  28. "Newmarket youngster bags spot in opening sequence of Tracey Ullman television show". Cambridge News. 16 January 2016. Retrieved 25 August 2016.
  29. "How US comedy star Tracey Ullman came home to the BBC". Radio Times. 11 January 2016. Retrieved 25 August 2016.
  30. 1 2 "Tracey Ullman Talks HBO's "Tracey Ullman's Show," Grandma Camilla, Getting (Literally) Duded Up and More". CHannel Guide Magazine. 28 October 2016. Retrieved 1 November 2016.
  31. 1 2 3 4 "Tracey Ullman's Show: Tracey Takes on Famous and Everyday Brits in New HBO Series". TV Insider. 27 October 2016. Retrieved 29 October 2016.
  32. "12 facts about Tracey Ullman's Show". Western Morning News. 9 January 2016. Retrieved 22 October 2016.
  33. "Tracey Ullman: I had to wear fatsuit to play Judi Dench and being Dame Maggie Smith was hard". Mirror Online. 4 January 2016. Retrieved 25 August 2016.

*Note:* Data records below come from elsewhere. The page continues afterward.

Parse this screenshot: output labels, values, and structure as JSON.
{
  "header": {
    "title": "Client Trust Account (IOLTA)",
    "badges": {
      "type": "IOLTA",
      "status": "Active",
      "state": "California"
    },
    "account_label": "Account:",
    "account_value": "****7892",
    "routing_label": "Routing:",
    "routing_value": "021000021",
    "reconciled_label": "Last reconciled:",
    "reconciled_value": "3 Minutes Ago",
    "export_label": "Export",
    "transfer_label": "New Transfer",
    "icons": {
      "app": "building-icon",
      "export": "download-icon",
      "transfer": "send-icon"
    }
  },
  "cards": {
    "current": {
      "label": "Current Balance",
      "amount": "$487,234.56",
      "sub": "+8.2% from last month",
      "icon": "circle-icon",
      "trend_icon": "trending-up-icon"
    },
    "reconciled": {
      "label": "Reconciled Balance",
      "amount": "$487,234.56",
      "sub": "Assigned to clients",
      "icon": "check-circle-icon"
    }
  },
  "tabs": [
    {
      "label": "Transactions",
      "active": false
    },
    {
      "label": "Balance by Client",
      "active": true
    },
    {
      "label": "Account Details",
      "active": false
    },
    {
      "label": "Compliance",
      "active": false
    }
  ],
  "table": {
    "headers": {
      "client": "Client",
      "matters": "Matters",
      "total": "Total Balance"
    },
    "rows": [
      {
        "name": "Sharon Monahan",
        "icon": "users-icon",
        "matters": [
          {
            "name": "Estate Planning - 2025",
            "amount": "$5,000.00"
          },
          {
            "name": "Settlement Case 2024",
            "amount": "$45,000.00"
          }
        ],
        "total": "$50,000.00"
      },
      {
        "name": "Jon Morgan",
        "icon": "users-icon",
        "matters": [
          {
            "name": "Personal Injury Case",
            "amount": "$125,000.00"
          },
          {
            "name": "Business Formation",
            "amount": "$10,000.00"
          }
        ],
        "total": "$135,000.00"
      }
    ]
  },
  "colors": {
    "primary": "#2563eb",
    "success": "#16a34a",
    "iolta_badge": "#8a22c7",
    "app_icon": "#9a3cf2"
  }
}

  34. „True total hottie Frau“: Die bislang beste Merkel-Parodie kommt von der BBC, Buzzer, 21.01.2016.
  35. "SEBASTIAN SHAKESPEARE: The mystery of Sienna's faltering film company". The Daily Mail. 6 January 2016. Retrieved 25 August 2016.
  36. 1 2 "'Such a thrill':Comedian Tracey Ullman returns with a new show on BBC". Daily Express. 17 January 2016. Retrieved 25 August 2016.
  37. "Tracey Ullman gets set to begin her imitation game". The National. 5 March 2016. Retrieved 25 August 2016.
  38. "SEBASTIAN SHAKESPEARE: News anchor Fiona Bruce loses her footing". The Daily Mail. 1 February 2016. Retrieved 25 August 2016.
  39. "From Maggie Smith To Angela Merkel, Comic Tracey Ullman Leaves An Impression". NPR. 28 October 2016. Retrieved 2 November 2016.
  40. "HBO Acquires Tracey Ullman's New Sketch Show; Sets Stand-up Comedy Specials". 25 August 2016. Retrieved 25 August 2016.
  41. "Tracey Ullman's Show -- DVD". Retrieved 22 October 2016.
Wikiquote has quotations related to: Tracey Ullman's Show
This article is issued from Wikipedia - version of the 11/27/2016. The text is available under the Creative Commons Attribution/Share Alike but additional terms may apply for the media files.